Philippines: Xstrata-SMI’s proxy warBy Edwin Espejo Dec 05, 2011 5:49AM UTC
Without doubt, Sagittarius Mines Inc. (SMI) will be watching very closely, and with good reason, the case filed by Canadian-backed mining company TVI Resource Development Inc against the provincial government of Zamboanga del Norte, in which the Zambonaga-based mining firm is questioning the legality and constitutionality of a local ordinance banning open pit mining in the province.
Hailed by Makati businessmen and mining executives, TVI is fearlessly journeying into an uncharted territory its counterpart in Tampakan, South Cotabato was first faced with but never dared to thread.
A court ruling that will go against TVI could spell disaster to large mining firms positioning to extract and exploit the country’s rich mineral resources using a method that is viewed by anti-mining activists and environmentalists as destructive and inimical to the environment.
SMI is facing the same legal predicament.
The Xstrata-owned mining firm currently holds the Columbio Financial Technical Assistance Agreement for the Tampakan Copper and Gold Project located principally in South Cotabato, touted as the largest untapped copper and gold deposits in Asia.
SMI, in fact, may just be waiting, if not abetting, for anyone who is willing to take the cudgels for them in questioning the authority of local government units to pass ordinances that prevent mining companies from operating mining businesses in their respective areas.
The provincial government of Zamboanga del Norte passed its ordinance banning open pit mining only in August this year.
The provincial government of South Cotabato actually was the first local government unit in the country to do so in March 2010 when it voted to ban open pit mining in the province.
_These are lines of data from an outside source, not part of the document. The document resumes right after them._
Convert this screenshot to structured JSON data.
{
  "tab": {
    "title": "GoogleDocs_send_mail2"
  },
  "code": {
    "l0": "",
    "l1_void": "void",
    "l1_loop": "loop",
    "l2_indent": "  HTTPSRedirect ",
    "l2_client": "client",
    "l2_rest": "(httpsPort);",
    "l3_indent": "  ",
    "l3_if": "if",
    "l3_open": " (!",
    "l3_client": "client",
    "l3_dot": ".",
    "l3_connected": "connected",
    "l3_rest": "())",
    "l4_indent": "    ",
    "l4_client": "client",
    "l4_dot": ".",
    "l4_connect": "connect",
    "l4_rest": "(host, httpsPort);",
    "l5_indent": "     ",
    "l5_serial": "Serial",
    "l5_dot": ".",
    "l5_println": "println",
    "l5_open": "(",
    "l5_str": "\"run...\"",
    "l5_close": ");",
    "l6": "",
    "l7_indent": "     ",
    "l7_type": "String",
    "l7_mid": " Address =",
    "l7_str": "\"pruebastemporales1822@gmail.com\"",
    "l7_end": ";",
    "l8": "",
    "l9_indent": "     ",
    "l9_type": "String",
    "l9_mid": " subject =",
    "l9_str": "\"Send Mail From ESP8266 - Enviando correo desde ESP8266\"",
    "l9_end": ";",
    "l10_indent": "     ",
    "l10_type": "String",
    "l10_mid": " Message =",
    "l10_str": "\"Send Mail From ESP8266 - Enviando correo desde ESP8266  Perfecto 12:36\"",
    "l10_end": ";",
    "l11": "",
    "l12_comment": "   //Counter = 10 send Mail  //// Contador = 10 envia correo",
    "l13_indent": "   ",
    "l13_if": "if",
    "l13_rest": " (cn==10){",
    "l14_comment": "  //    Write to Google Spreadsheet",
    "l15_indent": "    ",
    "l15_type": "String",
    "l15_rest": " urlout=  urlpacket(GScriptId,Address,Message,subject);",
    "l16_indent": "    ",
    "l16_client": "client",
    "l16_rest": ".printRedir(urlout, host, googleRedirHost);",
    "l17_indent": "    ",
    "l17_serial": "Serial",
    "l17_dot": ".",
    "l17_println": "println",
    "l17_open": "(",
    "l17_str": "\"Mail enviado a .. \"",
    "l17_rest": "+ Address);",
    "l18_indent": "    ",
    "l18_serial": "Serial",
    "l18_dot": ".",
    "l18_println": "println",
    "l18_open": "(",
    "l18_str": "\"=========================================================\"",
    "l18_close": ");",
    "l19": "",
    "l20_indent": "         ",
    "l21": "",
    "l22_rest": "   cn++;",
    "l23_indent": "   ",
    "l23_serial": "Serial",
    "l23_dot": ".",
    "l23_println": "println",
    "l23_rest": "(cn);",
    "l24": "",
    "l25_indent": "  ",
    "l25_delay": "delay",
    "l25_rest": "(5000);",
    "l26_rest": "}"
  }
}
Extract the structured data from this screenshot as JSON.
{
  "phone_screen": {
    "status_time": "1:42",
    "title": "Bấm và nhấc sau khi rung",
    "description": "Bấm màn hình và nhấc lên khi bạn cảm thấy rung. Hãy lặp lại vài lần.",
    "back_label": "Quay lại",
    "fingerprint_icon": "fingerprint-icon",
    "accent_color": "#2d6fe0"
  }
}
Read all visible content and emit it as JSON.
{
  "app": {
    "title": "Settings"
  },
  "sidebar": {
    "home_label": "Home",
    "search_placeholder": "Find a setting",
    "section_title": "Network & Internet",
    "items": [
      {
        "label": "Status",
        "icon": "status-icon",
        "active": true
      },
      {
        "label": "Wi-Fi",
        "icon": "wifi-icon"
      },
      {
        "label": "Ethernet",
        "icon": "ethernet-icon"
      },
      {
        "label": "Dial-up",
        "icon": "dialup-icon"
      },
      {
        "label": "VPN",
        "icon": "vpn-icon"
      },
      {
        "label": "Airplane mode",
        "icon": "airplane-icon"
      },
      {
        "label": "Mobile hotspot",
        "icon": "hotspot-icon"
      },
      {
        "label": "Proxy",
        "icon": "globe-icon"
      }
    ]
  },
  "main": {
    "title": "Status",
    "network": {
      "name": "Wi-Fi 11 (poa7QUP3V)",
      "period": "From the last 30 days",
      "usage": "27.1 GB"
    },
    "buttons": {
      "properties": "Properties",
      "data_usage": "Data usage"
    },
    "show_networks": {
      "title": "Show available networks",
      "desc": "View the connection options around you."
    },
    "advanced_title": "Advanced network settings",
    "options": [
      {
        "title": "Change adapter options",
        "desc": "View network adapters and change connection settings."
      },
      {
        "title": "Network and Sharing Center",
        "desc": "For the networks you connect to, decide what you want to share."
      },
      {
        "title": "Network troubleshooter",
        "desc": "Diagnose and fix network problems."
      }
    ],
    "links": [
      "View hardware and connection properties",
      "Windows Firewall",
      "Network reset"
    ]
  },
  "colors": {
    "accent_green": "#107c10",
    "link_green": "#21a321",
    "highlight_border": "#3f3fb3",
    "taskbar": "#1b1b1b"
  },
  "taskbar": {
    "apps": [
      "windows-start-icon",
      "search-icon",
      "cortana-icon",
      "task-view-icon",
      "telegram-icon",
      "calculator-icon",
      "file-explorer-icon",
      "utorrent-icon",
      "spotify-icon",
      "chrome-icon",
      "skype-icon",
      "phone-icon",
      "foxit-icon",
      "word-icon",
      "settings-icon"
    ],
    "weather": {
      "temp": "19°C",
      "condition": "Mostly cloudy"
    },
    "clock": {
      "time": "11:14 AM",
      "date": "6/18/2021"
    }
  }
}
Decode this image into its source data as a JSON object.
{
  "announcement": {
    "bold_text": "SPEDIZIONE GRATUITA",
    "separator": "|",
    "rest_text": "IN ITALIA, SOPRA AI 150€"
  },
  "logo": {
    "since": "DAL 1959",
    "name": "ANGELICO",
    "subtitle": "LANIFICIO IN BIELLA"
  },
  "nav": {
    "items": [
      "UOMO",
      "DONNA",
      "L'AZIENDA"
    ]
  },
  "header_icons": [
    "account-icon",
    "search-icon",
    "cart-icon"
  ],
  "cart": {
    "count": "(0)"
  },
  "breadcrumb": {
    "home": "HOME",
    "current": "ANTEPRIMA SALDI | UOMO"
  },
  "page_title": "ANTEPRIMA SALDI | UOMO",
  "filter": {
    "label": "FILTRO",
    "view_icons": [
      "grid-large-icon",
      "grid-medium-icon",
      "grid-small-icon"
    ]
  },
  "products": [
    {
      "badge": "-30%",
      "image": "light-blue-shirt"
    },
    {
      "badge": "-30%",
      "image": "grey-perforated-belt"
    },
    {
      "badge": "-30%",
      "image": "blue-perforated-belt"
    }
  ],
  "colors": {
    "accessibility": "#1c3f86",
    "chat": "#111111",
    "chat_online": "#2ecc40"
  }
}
Yet, SMI never showed any intention nor the desire to have the court decide the fate of its multi-billion dollar business venture despite the fact that it faces the danger of not being able to obtain the necessary business permits and local government clearances it will need to obtain the mandated environment clearance certificate and other government regulatory licenses.
During one of its public consultations this year, a mid-level company executive said the company is of the opinion that the Philippine government, being one of the principals in the FTAA contract, should be the one questioning the constitutionality of the local ordinance.
The SMI executive said they are only ‘contractors’ by virtue of the FTAA and the mine is actually still a public domain.
It was a hollow line of argument but a convenient excuse nevertheless against ending up being rebuked legally if the South Cotabato provincial government is upheld by the court.
Local government secretary Jesse Robredo earlier tried but failed to arm-twist the provincial government by pressuring the latter into reviewing and eventually revoking the ordinance.
South Cotabato Gov. Arthur Pingoy has gone into record saying unless prevented by the proper courts or until the Sangguiang Panlalawigan (Provincial Board) amends the ordinance, he is duty bound to implement the local legislation banning open pit mining in the province.
The Philippine mining industry will be watching and following the case filed by TVI.
No doubt SMI is now also doing so.
In fact, it may have already sent its legal representatives to confer with the lawyers of TVI.
This is will be one hell of a proxy war for SMI.